1994 Kestrel Rubicon Comp KamikazeThe Pro's Closet
1995 Ibis Szazbo
The first Unified Rear Triangle (URT) suspension bike. 5“ of travel. An evolutionary dead end.
1995 Ibis Szazbo http://vintagemtbworkshop
Just a big block of rubber by the square down-tube (the better to mount the block with.) Belt drive with an internal hub. To be fair, it's a very clean look.
1995 Dan/Ed tumblr
1996 Moots DH88/Malcolm
The late 90's were a lost time in suspension design, with a lot of ideas tossed onto the dust heap of history. It's better to highlight just a few standouts, for one reason or another.
Obviously there's some wasted titanium here. Perhaps to humorously emphasize the ludicrousness of the design. It supposedly worked. The rear is pivot-less at the bottom bracket.
1996 Moots DH88/Malcolm ebay
1997 Ibis Bow Ti
The ultimate in extravagant, pivot-less design. Except that the shocks had a two way pivot as the thin wall titanium frame flexed so much. $3500, frame only. Five inches of travel.
The pic is a 1998.
1998 Ibis Bow Ti vintagemtbworkshop
1998 Cannondale Fulcrum DH
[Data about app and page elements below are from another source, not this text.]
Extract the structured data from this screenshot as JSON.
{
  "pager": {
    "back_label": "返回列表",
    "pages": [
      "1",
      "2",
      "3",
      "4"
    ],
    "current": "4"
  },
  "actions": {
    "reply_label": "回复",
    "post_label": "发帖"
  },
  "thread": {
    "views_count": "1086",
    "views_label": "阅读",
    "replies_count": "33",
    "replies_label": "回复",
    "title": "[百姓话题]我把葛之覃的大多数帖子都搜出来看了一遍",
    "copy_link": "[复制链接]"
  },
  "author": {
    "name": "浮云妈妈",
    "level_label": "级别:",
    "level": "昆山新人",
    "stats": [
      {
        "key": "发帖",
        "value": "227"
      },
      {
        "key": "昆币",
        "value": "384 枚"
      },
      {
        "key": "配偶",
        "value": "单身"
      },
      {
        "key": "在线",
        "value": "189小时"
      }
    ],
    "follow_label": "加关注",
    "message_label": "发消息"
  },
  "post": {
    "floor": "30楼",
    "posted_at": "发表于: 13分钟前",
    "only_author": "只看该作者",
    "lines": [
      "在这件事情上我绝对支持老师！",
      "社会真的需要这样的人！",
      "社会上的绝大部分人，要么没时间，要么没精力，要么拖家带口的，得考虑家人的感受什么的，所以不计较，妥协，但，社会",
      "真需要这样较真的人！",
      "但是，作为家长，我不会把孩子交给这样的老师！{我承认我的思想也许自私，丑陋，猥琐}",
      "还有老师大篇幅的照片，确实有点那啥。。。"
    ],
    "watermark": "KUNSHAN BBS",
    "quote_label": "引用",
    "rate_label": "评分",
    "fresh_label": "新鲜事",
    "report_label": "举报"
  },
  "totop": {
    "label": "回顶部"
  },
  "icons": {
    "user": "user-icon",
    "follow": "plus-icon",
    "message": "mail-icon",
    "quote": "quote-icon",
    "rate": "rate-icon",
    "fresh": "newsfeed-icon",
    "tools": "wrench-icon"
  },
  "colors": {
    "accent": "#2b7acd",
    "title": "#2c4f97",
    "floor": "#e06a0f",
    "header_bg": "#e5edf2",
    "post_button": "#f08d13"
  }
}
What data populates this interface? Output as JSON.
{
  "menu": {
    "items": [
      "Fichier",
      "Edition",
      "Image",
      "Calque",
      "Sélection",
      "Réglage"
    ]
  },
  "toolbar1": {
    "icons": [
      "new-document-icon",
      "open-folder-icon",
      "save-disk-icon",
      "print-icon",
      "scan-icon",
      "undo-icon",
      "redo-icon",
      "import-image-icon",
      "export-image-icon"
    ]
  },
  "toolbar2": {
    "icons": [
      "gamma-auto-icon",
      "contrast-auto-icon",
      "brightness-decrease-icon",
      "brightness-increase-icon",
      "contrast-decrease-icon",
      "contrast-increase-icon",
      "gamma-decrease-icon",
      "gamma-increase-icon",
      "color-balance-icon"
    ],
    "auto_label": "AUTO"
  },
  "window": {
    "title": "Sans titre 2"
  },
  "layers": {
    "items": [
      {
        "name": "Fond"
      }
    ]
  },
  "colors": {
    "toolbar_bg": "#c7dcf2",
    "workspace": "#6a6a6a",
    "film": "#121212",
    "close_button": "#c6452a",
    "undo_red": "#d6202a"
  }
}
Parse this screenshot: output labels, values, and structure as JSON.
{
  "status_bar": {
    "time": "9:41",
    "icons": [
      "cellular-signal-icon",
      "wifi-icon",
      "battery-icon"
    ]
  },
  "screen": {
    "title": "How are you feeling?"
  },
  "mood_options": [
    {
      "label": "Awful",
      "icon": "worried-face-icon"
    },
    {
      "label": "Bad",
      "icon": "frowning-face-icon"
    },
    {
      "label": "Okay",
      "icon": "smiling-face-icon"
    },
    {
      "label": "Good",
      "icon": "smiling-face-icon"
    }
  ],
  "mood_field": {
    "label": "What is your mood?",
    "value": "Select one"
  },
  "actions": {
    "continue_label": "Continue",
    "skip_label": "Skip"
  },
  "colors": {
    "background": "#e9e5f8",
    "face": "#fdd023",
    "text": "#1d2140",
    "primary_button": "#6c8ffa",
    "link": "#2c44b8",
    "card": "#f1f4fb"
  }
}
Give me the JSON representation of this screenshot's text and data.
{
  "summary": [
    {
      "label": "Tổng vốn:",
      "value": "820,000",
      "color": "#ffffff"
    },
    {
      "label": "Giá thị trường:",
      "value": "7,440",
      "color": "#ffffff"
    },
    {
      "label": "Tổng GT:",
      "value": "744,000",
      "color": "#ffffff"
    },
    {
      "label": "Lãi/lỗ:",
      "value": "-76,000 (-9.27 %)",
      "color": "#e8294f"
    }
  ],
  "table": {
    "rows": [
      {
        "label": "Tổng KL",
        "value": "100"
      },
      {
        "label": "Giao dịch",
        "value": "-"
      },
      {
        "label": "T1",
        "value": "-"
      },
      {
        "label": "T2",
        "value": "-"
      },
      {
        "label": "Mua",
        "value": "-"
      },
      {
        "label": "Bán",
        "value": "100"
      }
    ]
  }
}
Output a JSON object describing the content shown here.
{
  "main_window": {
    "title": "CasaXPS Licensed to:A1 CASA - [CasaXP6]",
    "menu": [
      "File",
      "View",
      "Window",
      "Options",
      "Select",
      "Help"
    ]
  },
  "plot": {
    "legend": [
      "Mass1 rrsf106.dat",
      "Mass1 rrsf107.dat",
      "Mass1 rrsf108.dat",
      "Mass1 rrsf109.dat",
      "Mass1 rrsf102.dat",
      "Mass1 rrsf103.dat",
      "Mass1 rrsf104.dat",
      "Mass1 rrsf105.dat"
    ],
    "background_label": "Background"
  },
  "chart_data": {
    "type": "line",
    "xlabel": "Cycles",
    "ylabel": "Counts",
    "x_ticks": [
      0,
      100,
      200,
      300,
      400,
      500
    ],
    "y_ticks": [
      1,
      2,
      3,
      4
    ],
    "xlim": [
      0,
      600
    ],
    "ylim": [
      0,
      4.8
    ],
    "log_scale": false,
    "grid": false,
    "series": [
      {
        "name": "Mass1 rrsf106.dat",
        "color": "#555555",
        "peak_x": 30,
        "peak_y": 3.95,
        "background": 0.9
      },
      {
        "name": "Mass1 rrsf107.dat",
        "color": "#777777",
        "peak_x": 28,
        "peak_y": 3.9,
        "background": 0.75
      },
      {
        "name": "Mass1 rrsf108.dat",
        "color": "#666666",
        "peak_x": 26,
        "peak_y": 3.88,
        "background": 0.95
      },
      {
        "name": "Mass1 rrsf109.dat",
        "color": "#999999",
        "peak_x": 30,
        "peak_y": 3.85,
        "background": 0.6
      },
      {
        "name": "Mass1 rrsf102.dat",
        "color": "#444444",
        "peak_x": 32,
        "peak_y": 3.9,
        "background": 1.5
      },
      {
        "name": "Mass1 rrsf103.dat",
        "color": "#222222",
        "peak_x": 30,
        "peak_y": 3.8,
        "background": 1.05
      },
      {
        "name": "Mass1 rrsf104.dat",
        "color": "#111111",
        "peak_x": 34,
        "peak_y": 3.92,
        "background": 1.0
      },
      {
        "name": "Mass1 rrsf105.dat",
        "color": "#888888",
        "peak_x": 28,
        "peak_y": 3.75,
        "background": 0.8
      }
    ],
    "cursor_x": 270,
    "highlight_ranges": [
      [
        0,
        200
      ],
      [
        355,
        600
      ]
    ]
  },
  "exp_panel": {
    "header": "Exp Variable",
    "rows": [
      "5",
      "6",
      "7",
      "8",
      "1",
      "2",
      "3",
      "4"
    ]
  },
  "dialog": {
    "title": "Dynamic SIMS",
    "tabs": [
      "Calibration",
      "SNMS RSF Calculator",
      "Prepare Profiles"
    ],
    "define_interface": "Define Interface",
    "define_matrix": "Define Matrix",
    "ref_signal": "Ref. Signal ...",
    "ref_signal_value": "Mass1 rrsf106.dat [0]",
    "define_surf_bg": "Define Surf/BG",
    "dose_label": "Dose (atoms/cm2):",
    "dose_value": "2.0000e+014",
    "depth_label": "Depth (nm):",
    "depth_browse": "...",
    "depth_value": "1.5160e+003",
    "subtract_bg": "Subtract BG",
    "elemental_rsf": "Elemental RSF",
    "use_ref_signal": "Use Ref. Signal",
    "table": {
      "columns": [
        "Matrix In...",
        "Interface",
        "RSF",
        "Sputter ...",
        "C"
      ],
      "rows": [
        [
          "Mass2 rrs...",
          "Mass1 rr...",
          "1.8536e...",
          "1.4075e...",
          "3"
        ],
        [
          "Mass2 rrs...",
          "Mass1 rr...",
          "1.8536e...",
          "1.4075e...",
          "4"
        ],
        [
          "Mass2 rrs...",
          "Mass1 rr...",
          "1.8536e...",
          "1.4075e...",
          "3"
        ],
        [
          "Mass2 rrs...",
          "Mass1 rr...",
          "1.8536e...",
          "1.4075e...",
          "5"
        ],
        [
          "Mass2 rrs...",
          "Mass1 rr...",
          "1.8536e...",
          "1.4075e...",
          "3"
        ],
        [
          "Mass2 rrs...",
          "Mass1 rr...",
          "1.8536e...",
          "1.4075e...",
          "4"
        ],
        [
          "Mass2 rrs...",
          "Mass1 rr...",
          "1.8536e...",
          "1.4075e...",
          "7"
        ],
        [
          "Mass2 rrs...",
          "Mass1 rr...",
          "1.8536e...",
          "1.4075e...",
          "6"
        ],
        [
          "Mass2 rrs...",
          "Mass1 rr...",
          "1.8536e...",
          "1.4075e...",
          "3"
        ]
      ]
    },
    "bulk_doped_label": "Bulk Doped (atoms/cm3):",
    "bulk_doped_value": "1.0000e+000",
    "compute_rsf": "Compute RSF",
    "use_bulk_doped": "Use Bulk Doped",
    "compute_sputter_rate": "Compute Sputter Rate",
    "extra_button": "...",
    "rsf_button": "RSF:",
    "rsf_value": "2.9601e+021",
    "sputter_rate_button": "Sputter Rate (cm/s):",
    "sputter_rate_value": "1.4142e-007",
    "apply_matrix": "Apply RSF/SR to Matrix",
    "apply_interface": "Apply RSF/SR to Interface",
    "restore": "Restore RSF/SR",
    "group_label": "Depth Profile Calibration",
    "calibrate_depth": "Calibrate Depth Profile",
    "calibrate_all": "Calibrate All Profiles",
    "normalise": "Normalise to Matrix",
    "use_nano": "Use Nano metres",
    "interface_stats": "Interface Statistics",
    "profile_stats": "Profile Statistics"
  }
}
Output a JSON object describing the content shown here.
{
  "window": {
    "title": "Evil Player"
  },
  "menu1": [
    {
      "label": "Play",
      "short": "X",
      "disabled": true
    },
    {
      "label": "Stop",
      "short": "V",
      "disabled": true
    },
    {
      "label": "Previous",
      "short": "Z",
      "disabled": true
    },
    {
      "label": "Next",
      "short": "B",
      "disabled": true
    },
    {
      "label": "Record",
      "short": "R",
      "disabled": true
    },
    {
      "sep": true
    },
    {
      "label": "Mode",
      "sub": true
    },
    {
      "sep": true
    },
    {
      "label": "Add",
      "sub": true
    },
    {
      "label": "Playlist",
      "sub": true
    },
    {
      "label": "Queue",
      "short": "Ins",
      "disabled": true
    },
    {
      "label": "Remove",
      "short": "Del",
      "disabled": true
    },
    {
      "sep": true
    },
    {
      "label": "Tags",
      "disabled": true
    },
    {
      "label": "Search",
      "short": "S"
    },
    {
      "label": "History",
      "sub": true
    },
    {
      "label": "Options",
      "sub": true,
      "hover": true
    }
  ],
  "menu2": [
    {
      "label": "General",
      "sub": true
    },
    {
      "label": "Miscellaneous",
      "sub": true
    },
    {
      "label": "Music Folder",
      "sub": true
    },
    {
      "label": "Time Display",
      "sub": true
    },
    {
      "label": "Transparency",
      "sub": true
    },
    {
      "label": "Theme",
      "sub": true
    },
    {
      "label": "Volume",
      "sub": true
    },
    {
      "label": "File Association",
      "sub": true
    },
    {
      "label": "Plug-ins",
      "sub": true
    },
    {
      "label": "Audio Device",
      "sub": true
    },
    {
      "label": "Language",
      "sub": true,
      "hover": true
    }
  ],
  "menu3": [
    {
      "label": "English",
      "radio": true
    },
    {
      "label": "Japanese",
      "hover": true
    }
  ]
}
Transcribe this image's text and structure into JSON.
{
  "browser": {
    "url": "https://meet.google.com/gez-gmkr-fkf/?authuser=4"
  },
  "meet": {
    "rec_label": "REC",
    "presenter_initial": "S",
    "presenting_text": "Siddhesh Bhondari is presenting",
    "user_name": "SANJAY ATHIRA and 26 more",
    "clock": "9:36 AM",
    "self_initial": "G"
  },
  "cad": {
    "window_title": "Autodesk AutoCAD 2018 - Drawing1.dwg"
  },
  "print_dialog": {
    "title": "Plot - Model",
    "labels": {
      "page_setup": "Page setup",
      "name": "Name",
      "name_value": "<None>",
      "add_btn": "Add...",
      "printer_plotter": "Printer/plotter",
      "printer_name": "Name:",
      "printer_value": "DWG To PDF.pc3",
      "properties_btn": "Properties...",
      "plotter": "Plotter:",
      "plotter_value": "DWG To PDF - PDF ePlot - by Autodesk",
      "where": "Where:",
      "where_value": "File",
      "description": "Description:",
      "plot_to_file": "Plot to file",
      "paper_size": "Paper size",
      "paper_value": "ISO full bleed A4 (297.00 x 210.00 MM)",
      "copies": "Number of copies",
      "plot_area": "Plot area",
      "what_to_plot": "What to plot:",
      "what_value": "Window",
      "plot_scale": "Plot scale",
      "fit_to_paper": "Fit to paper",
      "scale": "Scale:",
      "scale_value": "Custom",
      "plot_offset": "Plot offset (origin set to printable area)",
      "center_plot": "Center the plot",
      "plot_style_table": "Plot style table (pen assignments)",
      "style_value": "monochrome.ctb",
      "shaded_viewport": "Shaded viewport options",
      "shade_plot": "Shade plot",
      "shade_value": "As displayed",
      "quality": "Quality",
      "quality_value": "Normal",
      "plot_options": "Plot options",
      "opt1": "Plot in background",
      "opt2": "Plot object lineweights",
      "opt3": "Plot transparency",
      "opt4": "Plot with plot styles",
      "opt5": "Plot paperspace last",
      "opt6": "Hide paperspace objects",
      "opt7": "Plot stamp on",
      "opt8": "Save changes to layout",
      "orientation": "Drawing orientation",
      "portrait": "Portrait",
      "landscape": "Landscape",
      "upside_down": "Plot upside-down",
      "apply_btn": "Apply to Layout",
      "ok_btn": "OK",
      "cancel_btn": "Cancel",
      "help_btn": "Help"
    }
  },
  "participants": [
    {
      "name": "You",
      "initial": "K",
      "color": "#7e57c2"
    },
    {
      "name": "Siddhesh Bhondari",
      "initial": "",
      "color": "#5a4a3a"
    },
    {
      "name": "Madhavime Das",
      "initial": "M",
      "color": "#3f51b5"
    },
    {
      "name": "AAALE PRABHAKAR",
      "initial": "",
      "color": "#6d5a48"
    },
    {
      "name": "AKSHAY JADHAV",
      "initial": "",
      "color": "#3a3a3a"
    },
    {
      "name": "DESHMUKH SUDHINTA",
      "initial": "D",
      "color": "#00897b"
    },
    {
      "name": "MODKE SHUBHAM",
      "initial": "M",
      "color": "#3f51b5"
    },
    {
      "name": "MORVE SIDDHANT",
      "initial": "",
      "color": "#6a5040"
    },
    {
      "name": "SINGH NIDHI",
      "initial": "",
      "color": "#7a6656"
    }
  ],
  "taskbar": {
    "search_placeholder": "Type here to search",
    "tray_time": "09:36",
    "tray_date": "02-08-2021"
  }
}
By this point downhill bikes are designed completely differently than their cross country mountain bike ancestors. Weight is not an issue. Pedaling uphill is not a thing. And with race bikes, neither is cost. Their designs are worth a look, as they're sooo pretty…
The Fulcrum used three chains, and five cogs were in use at any time,
Ultimately, the Fulcrum DH was too heavy, a headache to maintain, and too expensive. It was estimated that each bike cost $20,000-30,000 to manufacture. The Fulcrum DH had the potential to be further refined, but unfortunately, the program was canceled after just two years. The Pro's Closet
Drivetrain Detail theproscloset
1998 Cannondale Fulcrum DH theproscloset
Suspension pre-history and of mountain biking in general. Very early full suspension French randonneur.
Steel frame with lugs and brass fillets. Super Rapid 3-speed rear derailleur and shifters. Wooden rims. Front and rear spring shocks with rear pivots at both the bottom bracket and dropouts..
1940 Randonneur steel-vintage